About this exercise: From the first line to the last, give the records again exactly and skip the pictures.

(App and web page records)
________________________________________
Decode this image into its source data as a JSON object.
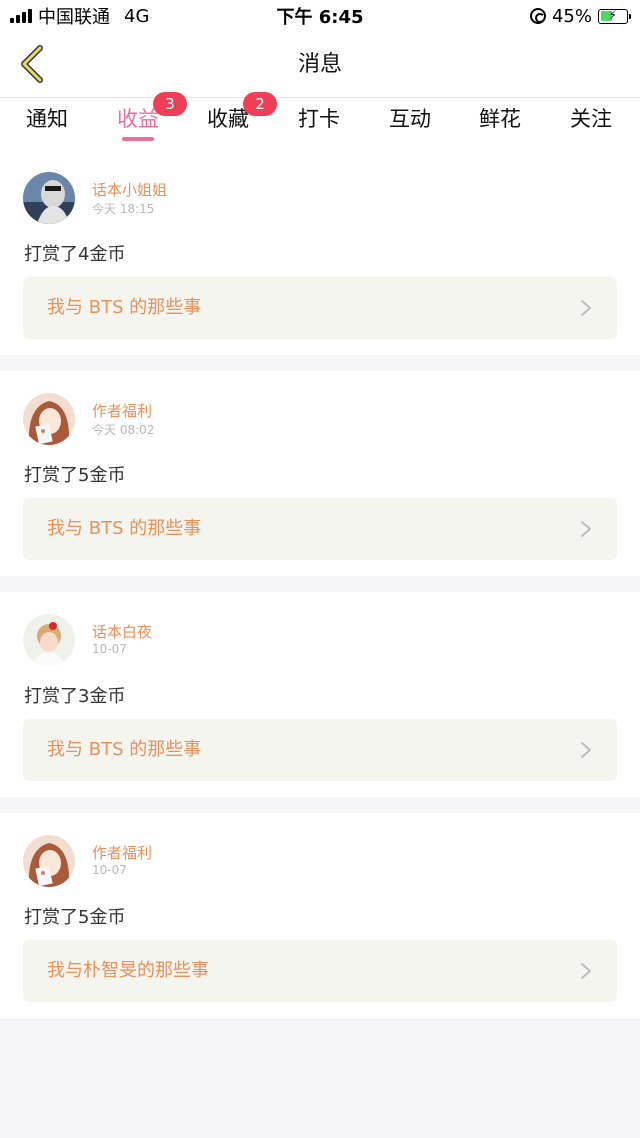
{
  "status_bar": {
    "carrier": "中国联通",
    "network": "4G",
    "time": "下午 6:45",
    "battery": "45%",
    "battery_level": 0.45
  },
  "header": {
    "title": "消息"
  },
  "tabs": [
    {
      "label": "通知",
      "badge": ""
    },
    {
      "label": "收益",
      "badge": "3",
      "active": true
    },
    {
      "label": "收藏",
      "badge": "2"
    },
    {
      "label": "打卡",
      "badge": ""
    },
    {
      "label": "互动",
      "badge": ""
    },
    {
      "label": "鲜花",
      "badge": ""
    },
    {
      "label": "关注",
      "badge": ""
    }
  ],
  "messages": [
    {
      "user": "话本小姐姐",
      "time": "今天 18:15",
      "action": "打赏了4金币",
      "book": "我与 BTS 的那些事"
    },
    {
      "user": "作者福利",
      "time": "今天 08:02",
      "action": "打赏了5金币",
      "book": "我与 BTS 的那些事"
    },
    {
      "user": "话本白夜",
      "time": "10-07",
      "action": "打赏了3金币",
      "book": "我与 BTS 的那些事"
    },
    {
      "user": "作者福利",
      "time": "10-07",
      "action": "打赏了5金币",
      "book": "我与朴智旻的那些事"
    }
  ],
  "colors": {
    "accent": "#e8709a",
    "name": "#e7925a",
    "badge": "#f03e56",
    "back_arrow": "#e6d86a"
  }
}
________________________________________
Output of the exercise:
Decode this image into its source data as a JSON object.
{
  "status_bar": {
    "carrier": "中国联通",
    "network": "4G",
    "time": "下午 6:45",
    "battery": "45%",
    "battery_level": 0.45
  },
  "header": {
    "title": "消息"
  },
  "tabs": [
    {
      "label": "通知",
      "badge": ""
    },
    {
      "label": "收益",
      "badge": "3",
      "active": true
    },
    {
      "label": "收藏",
      "badge": "2"
    },
    {
      "label": "打卡",
      "badge": ""
    },
    {
      "label": "互动",
      "badge": ""
    },
    {
      "label": "鲜花",
      "badge": ""
    },
    {
      "label": "关注",
      "badge": ""
    }
  ],
  "messages": [
    {
      "user": "话本小姐姐",
      "time": "今天 18:15",
      "action": "打赏了4金币",
      "book": "我与 BTS 的那些事"
    },
    {
      "user": "作者福利",
      "time": "今天 08:02",
      "action": "打赏了5金币",
      "book": "我与 BTS 的那些事"
    },
    {
      "user": "话本白夜",
      "time": "10-07",
      "action": "打赏了3金币",
      "book": "我与 BTS 的那些事"
    },
    {
      "user": "作者福利",
      "time": "10-07",
      "action": "打赏了5金币",
      "book": "我与朴智旻的那些事"
    }
  ],
  "colors": {
    "accent": "#e8709a",
    "name": "#e7925a",
    "badge": "#f03e56",
    "back_arrow": "#e6d86a"
  }
}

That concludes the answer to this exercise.